EXERCISE OBJECTIVE:
Read the listing and extract each line that includes the word "JSON".

RECORDS PROVIDED:
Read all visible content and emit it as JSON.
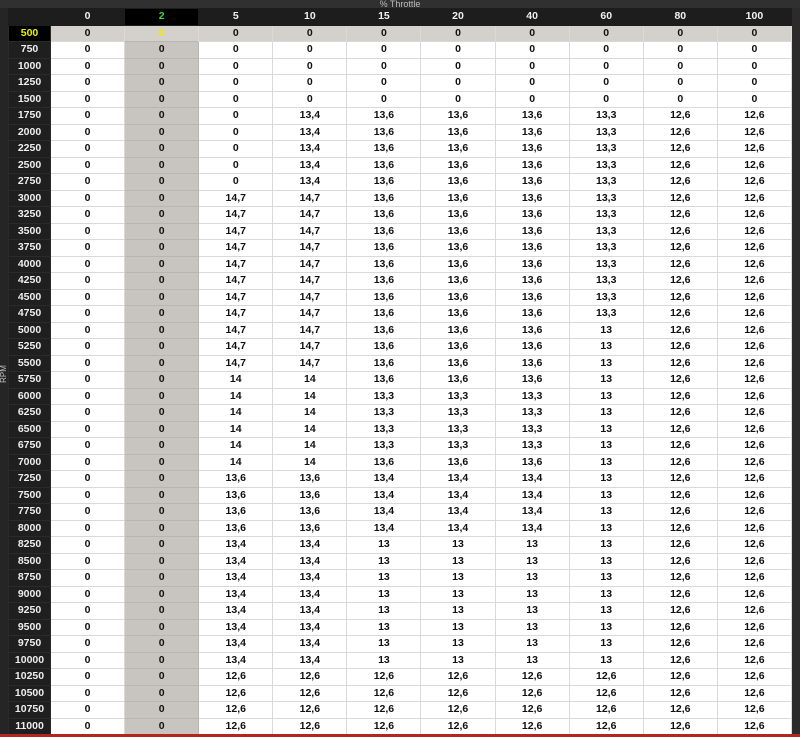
{
  "x_axis_label": "% Throttle",
  "y_axis_label": "RPM",
  "columns": [
    "0",
    "2",
    "5",
    "10",
    "15",
    "20",
    "40",
    "60",
    "80",
    "100"
  ],
  "selected_column_index": 1,
  "selected_row_index": 0,
  "rows": [
    {
      "rpm": "500",
      "values": [
        "0",
        "0",
        "0",
        "0",
        "0",
        "0",
        "0",
        "0",
        "0",
        "0"
      ]
    },
    {
      "rpm": "750",
      "values": [
        "0",
        "0",
        "0",
        "0",
        "0",
        "0",
        "0",
        "0",
        "0",
        "0"
      ]
    },
    {
      "rpm": "1000",
      "values": [
        "0",
        "0",
        "0",
        "0",
        "0",
        "0",
        "0",
        "0",
        "0",
        "0"
      ]
    },
    {
      "rpm": "1250",
      "values": [
        "0",
        "0",
        "0",
        "0",
        "0",
        "0",
        "0",
        "0",
        "0",
        "0"
      ]
    },
    {
      "rpm": "1500",
      "values": [
        "0",
        "0",
        "0",
        "0",
        "0",
        "0",
        "0",
        "0",
        "0",
        "0"
      ]
    },
    {
      "rpm": "1750",
      "values": [
        "0",
        "0",
        "0",
        "13,4",
        "13,6",
        "13,6",
        "13,6",
        "13,3",
        "12,6",
        "12,6"
      ]
    },
    {
      "rpm": "2000",
      "values": [
        "0",
        "0",
        "0",
        "13,4",
        "13,6",
        "13,6",
        "13,6",
        "13,3",
        "12,6",
        "12,6"
      ]
    },
    {
      "rpm": "2250",
      "values": [
        "0",
        "0",
        "0",
        "13,4",
        "13,6",
        "13,6",
        "13,6",
        "13,3",
        "12,6",
        "12,6"
      ]
    },
    {
      "rpm": "2500",
      "values": [
        "0",
        "0",
        "0",
        "13,4",
        "13,6",
        "13,6",
        "13,6",
        "13,3",
        "12,6",
        "12,6"
      ]
    },
    {
      "rpm": "2750",
      "values": [
        "0",
        "0",
        "0",
        "13,4",
        "13,6",
        "13,6",
        "13,6",
        "13,3",
        "12,6",
        "12,6"
      ]
    },
    {
      "rpm": "3000",
      "values": [
        "0",
        "0",
        "14,7",
        "14,7",
        "13,6",
        "13,6",
        "13,6",
        "13,3",
        "12,6",
        "12,6"
      ]
    },
    {
      "rpm": "3250",
      "values": [
        "0",
        "0",
        "14,7",
        "14,7",
        "13,6",
        "13,6",
        "13,6",
        "13,3",
        "12,6",
        "12,6"
      ]
    },
    {
      "rpm": "3500",
      "values": [
        "0",
        "0",
        "14,7",
        "14,7",
        "13,6",
        "13,6",
        "13,6",
        "13,3",
        "12,6",
        "12,6"
      ]
    },
    {
      "rpm": "3750",
      "values": [
        "0",
        "0",
        "14,7",
        "14,7",
        "13,6",
        "13,6",
        "13,6",
        "13,3",
        "12,6",
        "12,6"
      ]
    },
    {
      "rpm": "4000",
      "values": [
        "0",
        "0",
        "14,7",
        "14,7",
        "13,6",
        "13,6",
        "13,6",
        "13,3",
        "12,6",
        "12,6"
      ]
    },
    {
      "rpm": "4250",
      "values": [
        "0",
        "0",
        "14,7",
        "14,7",
        "13,6",
        "13,6",
        "13,6",
        "13,3",
        "12,6",
        "12,6"
      ]
    },
    {
      "rpm": "4500",
      "values": [
        "0",
        "0",
        "14,7",
        "14,7",
        "13,6",
        "13,6",
        "13,6",
        "13,3",
        "12,6",
        "12,6"
      ]
    },
    {
      "rpm": "4750",
      "values": [
        "0",
        "0",
        "14,7",
        "14,7",
        "13,6",
        "13,6",
        "13,6",
        "13,3",
        "12,6",
        "12,6"
      ]
    },
    {
      "rpm": "5000",
      "values": [
        "0",
        "0",
        "14,7",
        "14,7",
        "13,6",
        "13,6",
        "13,6",
        "13",
        "12,6",
        "12,6"
      ]
    },
    {
      "rpm": "5250",
      "values": [
        "0",
        "0",
        "14,7",
        "14,7",
        "13,6",
        "13,6",
        "13,6",
        "13",
        "12,6",
        "12,6"
      ]
    },
    {
      "rpm": "5500",
      "values": [
        "0",
        "0",
        "14,7",
        "14,7",
        "13,6",
        "13,6",
        "13,6",
        "13",
        "12,6",
        "12,6"
      ]
    },
    {
      "rpm": "5750",
      "values": [
        "0",
        "0",
        "14",
        "14",
        "13,6",
        "13,6",
        "13,6",
        "13",
        "12,6",
        "12,6"
      ]
    },
    {
      "rpm": "6000",
      "values": [
        "0",
        "0",
        "14",
        "14",
        "13,3",
        "13,3",
        "13,3",
        "13",
        "12,6",
        "12,6"
      ]
    },
    {
      "rpm": "6250",
      "values": [
        "0",
        "0",
        "14",
        "14",
        "13,3",
        "13,3",
        "13,3",
        "13",
        "12,6",
        "12,6"
      ]
    },
    {
      "rpm": "6500",
      "values": [
        "0",
        "0",
        "14",
        "14",
        "13,3",
        "13,3",
        "13,3",
        "13",
        "12,6",
        "12,6"
      ]
    },
    {
      "rpm": "6750",
      "values": [
        "0",
        "0",
        "14",
        "14",
        "13,3",
        "13,3",
        "13,3",
        "13",
        "12,6",
        "12,6"
      ]
    },
    {
      "rpm": "7000",
      "values": [
        "0",
        "0",
        "14",
        "14",
        "13,6",
        "13,6",
        "13,6",
        "13",
        "12,6",
        "12,6"
      ]
    },
    {
      "rpm": "7250",
      "values": [
        "0",
        "0",
        "13,6",
        "13,6",
        "13,4",
        "13,4",
        "13,4",
        "13",
        "12,6",
        "12,6"
      ]
    },
    {
      "rpm": "7500",
      "values": [
        "0",
        "0",
        "13,6",
        "13,6",
        "13,4",
        "13,4",
        "13,4",
        "13",
        "12,6",
        "12,6"
      ]
    },
    {
      "rpm": "7750",
      "values": [
        "0",
        "0",
        "13,6",
        "13,6",
        "13,4",
        "13,4",
        "13,4",
        "13",
        "12,6",
        "12,6"
      ]
    },
    {
      "rpm": "8000",
      "values": [
        "0",
        "0",
        "13,6",
        "13,6",
        "13,4",
        "13,4",
        "13,4",
        "13",
        "12,6",
        "12,6"
      ]
    },
    {
      "rpm": "8250",
      "values": [
        "0",
        "0",
        "13,4",
        "13,4",
        "13",
        "13",
        "13",
        "13",
        "12,6",
        "12,6"
      ]
    },
    {
      "rpm": "8500",
      "values": [
        "0",
        "0",
        "13,4",
        "13,4",
        "13",
        "13",
        "13",
        "13",
        "12,6",
        "12,6"
      ]
    },
    {
      "rpm": "8750",
      "values": [
        "0",
        "0",
        "13,4",
        "13,4",
        "13",
        "13",
        "13",
        "13",
        "12,6",
        "12,6"
      ]
    },
    {
      "rpm": "9000",
      "values": [
        "0",
        "0",
        "13,4",
        "13,4",
        "13",
        "13",
        "13",
        "13",
        "12,6",
        "12,6"
      ]
    },
    {
      "rpm": "9250",
      "values": [
        "0",
        "0",
        "13,4",
        "13,4",
        "13",
        "13",
        "13",
        "13",
        "12,6",
        "12,6"
      ]
    },
    {
      "rpm": "9500",
      "values": [
        "0",
        "0",
        "13,4",
        "13,4",
        "13",
        "13",
        "13",
        "13",
        "12,6",
        "12,6"
      ]
    },
    {
      "rpm": "9750",
      "values": [
        "0",
        "0",
        "13,4",
        "13,4",
        "13",
        "13",
        "13",
        "13",
        "12,6",
        "12,6"
      ]
    },
    {
      "rpm": "10000",
      "values": [
        "0",
        "0",
        "13,4",
        "13,4",
        "13",
        "13",
        "13",
        "13",
        "12,6",
        "12,6"
      ]
    },
    {
      "rpm": "10250",
      "values": [
        "0",
        "0",
        "12,6",
        "12,6",
        "12,6",
        "12,6",
        "12,6",
        "12,6",
        "12,6",
        "12,6"
      ]
    },
    {
      "rpm": "10500",
      "values": [
        "0",
        "0",
        "12,6",
        "12,6",
        "12,6",
        "12,6",
        "12,6",
        "12,6",
        "12,6",
        "12,6"
      ]
    },
    {
      "rpm": "10750",
      "values": [
        "0",
        "0",
        "12,6",
        "12,6",
        "12,6",
        "12,6",
        "12,6",
        "12,6",
        "12,6",
        "12,6"
      ]
    },
    {
      "rpm": "11000",
      "values": [
        "0",
        "0",
        "12,6",
        "12,6",
        "12,6",
        "12,6",
        "12,6",
        "12,6",
        "12,6",
        "12,6"
      ]
    }
  ]
}
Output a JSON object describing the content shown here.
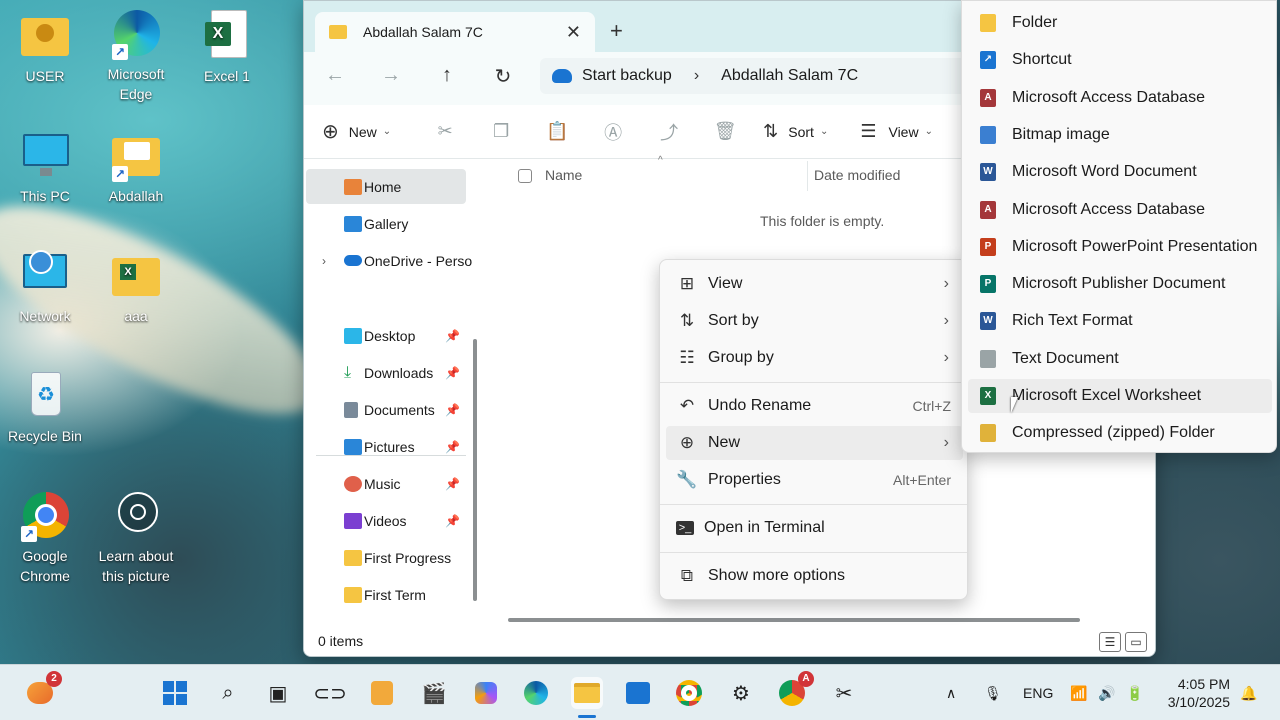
{
  "desktop": {
    "icons": [
      {
        "label": "USER"
      },
      {
        "label": "Microsoft Edge"
      },
      {
        "label": "Excel 1"
      },
      {
        "label": "This PC"
      },
      {
        "label": "Abdallah"
      },
      {
        "label": "Network"
      },
      {
        "label": "aaa"
      },
      {
        "label": "Recycle Bin"
      },
      {
        "label": "Google Chrome"
      },
      {
        "label": "Learn about this picture"
      }
    ]
  },
  "explorer": {
    "tab_title": "Abdallah Salam 7C",
    "address": {
      "backup_label": "Start backup",
      "current": "Abdallah Salam 7C"
    },
    "toolbar": {
      "new_label": "New",
      "sort_label": "Sort",
      "view_label": "View"
    },
    "sidebar": {
      "items": [
        {
          "label": "Home"
        },
        {
          "label": "Gallery"
        },
        {
          "label": "OneDrive - Perso"
        },
        {
          "label": "Desktop"
        },
        {
          "label": "Downloads"
        },
        {
          "label": "Documents"
        },
        {
          "label": "Pictures"
        },
        {
          "label": "Music"
        },
        {
          "label": "Videos"
        },
        {
          "label": "First Progress"
        },
        {
          "label": "First Term"
        }
      ]
    },
    "columns": {
      "name": "Name",
      "date": "Date modified"
    },
    "empty_text": "This folder is empty.",
    "status": "0 items"
  },
  "context_menu": {
    "items": [
      {
        "label": "View",
        "shortcut": ""
      },
      {
        "label": "Sort by",
        "shortcut": ""
      },
      {
        "label": "Group by",
        "shortcut": ""
      },
      {
        "label": "Undo Rename",
        "shortcut": "Ctrl+Z"
      },
      {
        "label": "New",
        "shortcut": ""
      },
      {
        "label": "Properties",
        "shortcut": "Alt+Enter"
      },
      {
        "label": "Open in Terminal",
        "shortcut": ""
      },
      {
        "label": "Show more options",
        "shortcut": ""
      }
    ]
  },
  "new_submenu": {
    "items": [
      {
        "label": "Folder",
        "color": "#f5c542"
      },
      {
        "label": "Shortcut",
        "color": "#1a74d1"
      },
      {
        "label": "Microsoft Access Database",
        "color": "#a4373a"
      },
      {
        "label": "Bitmap image",
        "color": "#3b7fd1"
      },
      {
        "label": "Microsoft Word Document",
        "color": "#2b5797"
      },
      {
        "label": "Microsoft Access Database",
        "color": "#a4373a"
      },
      {
        "label": "Microsoft PowerPoint Presentation",
        "color": "#c43e1c"
      },
      {
        "label": "Microsoft Publisher Document",
        "color": "#077568"
      },
      {
        "label": "Rich Text Format",
        "color": "#2b5797"
      },
      {
        "label": "Text Document",
        "color": "#9aa4a6"
      },
      {
        "label": "Microsoft Excel Worksheet",
        "color": "#1d6f42"
      },
      {
        "label": "Compressed (zipped) Folder",
        "color": "#e0b23a"
      }
    ]
  },
  "taskbar": {
    "weather_badge": "2",
    "chrome_badge": "A",
    "language": "ENG",
    "time": "4:05 PM",
    "date": "3/10/2025"
  }
}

WRITTEN ANSWER:
Read all visible content and emit it as JSON.
Output a JSON object describing the content shown here.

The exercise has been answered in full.